The Incentive Motivational Model (IMM; Smid & Wever, 2018) describes sexual arousal as an emotional reaction to a competent stimulus, comparable to other emotions. The interaction between this sexual emotion and other emotions may, consciously or automatically, serve as a means of emotional or sexual self-regulation. In one direction, sex may be used to influence other emotional states (i.e. sexual coping). In the other direction, other emotions may be used to influence sexual arousal. According to the model, deviant sexual interests may arise from the need to enhance sexual arousal by means of other emotional stimuli, a process referred to as “excitation transfer” (Barlow, 1983; Zillmann, 1996). This proposed mechanism of excitation transfer was researched in a feasibility- and a pilot study. In the feasibility study, we explored which settings are optimal to induce genital and emotional responses in healthy subjects in a laboratory setting. Subsequently, in the pilot study, we assessed whether it is possible to enhance low-level genital sexual arousal in men by simultaneously inducing other emotions. The sample consisted of healthy male volunteers (age 18-40): 10 participated in the feasibility study and (currently) 10 have participated in the pilot study1. Subjects viewed neutral film clips and film clips inducing four different emotions: aggression/dominance, fear, disgust and endearment. Genital arousal was induced by erotic film clips and vibro-stimulation and was assessed by penile circumference as well as by subjective ratings. The feasibility study served to approximate the optimal experimental settings. Difference scores will be calculated between participants’ baseline penile circumference and penile response to the stimuli. These difference scores will be compared across blocks (neutral, fear, disgust, aggression, endearment). Preliminary results indicate that enhanced reactions can be measured when watching emotional film clips as opposed to watching a neutral film fragment. If the pilot study further supports these findings, this will pave the way for a larger scale investigation of excitation transfer as a meaningful mechanism in the etiology of deviant sexual interests. References Barlow, D. H., Sakheim, D. K., & Beck, J. G. (1983). Anxiety increases sexual arousal. Journal of Abnormal Psychology, 92(1), 49–54. http://doi.org/10.1037/0021-843X.92.1.49 Smid, W. J., & Wever, E. C. (2018). Mixed emotions: an incentive motivational model of sexual deviance. Sexual Abuse. Advance online publication. doi: 1079063218775972.

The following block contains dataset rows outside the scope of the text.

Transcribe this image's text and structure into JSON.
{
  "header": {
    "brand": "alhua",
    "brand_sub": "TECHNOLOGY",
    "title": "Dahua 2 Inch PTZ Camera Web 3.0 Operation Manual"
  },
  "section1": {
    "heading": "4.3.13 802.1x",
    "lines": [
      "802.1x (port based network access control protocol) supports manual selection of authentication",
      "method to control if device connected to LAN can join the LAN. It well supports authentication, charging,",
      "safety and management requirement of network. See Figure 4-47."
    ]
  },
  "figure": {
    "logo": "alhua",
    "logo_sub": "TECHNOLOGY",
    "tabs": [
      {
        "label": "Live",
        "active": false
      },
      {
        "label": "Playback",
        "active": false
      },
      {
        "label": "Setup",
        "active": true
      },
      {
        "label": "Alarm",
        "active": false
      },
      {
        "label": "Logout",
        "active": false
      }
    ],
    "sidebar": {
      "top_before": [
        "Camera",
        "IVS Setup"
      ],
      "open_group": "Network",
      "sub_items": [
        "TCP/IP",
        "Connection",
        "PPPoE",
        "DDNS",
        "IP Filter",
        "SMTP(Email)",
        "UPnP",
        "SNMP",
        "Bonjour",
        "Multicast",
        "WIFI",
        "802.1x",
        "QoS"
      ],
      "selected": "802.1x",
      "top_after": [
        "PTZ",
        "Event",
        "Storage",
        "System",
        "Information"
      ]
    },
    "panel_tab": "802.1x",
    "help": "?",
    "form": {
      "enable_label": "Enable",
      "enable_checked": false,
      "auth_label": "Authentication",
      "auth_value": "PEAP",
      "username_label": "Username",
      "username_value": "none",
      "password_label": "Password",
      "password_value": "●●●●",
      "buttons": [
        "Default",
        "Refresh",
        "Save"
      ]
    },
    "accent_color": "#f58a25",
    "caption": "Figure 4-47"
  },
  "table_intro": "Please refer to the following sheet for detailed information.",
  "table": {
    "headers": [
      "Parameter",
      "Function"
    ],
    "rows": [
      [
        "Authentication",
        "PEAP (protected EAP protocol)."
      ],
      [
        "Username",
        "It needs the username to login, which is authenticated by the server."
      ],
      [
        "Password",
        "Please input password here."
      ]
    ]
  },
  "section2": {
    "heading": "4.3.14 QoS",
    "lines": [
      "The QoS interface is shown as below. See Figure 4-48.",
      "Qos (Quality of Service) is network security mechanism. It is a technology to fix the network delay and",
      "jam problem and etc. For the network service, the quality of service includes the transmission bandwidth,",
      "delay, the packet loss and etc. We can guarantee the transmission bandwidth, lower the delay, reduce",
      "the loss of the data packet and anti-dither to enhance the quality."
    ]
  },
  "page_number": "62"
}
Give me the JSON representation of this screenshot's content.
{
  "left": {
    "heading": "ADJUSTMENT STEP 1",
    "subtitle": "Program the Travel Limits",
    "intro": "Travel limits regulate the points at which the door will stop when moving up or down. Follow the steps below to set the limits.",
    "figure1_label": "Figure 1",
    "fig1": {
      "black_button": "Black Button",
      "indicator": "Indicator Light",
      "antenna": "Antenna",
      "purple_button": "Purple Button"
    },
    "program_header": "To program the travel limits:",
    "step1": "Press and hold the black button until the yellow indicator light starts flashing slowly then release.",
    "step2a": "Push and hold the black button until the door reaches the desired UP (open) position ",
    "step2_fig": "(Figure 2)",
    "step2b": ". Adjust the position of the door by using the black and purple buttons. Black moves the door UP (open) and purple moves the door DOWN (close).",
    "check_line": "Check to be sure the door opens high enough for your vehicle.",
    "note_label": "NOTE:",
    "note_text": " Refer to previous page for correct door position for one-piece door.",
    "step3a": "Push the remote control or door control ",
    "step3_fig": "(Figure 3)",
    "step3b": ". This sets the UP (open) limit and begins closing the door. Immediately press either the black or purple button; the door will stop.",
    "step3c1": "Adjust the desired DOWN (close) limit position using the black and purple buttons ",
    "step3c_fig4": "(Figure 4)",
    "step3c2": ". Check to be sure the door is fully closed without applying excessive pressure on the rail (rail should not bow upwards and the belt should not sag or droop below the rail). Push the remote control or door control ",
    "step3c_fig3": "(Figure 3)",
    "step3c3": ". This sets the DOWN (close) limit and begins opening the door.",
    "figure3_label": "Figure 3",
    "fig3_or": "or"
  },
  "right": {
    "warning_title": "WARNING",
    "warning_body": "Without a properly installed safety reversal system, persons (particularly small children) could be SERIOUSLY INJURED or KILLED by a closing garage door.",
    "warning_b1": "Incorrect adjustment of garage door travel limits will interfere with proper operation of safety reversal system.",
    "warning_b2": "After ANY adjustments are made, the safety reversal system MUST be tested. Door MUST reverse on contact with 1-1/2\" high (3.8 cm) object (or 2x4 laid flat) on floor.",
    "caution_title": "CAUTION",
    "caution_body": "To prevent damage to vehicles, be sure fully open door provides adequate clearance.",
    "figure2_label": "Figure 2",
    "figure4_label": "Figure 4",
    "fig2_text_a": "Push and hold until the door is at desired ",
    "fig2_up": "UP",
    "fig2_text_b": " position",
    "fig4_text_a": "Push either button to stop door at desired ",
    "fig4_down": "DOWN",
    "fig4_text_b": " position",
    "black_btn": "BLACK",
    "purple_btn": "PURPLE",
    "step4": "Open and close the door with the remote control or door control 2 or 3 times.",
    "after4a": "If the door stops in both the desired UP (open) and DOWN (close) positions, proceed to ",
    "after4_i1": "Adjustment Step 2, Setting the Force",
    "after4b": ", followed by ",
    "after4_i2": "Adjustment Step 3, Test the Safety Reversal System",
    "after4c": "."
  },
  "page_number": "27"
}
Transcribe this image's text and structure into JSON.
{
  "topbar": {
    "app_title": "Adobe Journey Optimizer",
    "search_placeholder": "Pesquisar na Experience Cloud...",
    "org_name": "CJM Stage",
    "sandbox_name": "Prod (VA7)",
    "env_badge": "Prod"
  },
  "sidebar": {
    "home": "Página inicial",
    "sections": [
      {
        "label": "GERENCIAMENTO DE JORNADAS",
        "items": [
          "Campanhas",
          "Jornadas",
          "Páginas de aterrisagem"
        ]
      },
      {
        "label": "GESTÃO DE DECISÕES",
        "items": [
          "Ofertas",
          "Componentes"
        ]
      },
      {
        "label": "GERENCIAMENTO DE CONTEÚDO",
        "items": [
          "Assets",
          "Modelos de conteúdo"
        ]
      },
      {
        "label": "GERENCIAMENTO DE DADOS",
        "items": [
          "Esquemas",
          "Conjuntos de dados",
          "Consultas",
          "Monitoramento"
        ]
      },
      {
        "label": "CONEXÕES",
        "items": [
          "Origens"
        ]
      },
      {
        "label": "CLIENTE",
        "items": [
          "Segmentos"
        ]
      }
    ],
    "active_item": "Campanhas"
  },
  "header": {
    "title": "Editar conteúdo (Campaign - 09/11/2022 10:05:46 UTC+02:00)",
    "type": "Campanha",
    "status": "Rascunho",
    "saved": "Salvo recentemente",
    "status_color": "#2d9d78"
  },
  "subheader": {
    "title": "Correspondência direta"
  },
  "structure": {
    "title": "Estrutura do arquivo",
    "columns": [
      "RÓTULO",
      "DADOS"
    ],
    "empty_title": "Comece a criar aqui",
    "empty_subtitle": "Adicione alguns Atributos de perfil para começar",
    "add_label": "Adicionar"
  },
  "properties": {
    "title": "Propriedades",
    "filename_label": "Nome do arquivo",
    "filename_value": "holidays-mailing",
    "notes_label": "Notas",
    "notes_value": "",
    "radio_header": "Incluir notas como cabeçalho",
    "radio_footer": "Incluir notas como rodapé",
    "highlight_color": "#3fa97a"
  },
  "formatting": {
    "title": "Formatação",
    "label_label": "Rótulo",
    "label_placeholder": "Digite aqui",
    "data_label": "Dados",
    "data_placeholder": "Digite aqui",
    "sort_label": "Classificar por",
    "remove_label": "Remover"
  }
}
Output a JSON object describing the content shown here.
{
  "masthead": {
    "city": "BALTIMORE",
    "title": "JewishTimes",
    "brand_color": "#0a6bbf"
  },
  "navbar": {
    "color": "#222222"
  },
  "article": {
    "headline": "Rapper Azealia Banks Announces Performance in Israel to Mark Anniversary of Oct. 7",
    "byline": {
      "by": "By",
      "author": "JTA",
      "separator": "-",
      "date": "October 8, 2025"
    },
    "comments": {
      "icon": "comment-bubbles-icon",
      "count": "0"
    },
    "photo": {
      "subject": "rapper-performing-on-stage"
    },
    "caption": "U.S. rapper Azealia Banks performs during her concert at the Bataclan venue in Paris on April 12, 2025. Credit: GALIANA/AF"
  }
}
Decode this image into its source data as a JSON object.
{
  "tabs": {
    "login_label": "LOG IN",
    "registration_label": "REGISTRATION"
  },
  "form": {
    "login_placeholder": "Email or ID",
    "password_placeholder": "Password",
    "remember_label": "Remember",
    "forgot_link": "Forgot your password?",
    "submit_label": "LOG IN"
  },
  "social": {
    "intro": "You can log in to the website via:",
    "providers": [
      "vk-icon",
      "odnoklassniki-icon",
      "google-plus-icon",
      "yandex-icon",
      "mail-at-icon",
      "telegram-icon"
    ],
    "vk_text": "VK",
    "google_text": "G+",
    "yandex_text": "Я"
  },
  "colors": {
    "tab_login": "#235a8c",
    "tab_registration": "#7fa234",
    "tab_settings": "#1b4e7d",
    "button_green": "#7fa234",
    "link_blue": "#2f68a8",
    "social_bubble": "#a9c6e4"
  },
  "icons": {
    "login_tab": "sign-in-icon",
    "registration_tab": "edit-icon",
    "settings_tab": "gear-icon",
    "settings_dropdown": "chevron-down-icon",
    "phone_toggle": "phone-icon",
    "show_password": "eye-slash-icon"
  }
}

|Publication status||Published - 6 Nov 2019|
|Event||Annual Research And Treatment Conference sponsored by the Association for the Treatment of Sexual Abusers - Hyatt Regency Atlanta, Atlanta, United States|
Duration: 6 Nov 2019 → 9 Nov 2019
Conference number: 38
|Conference||Annual Research And Treatment Conference sponsored by the Association for the Treatment of Sexual Abusers|
|Abbreviated title||ATSA Conference|
|Period||06/11/2019 → 09/11/2019|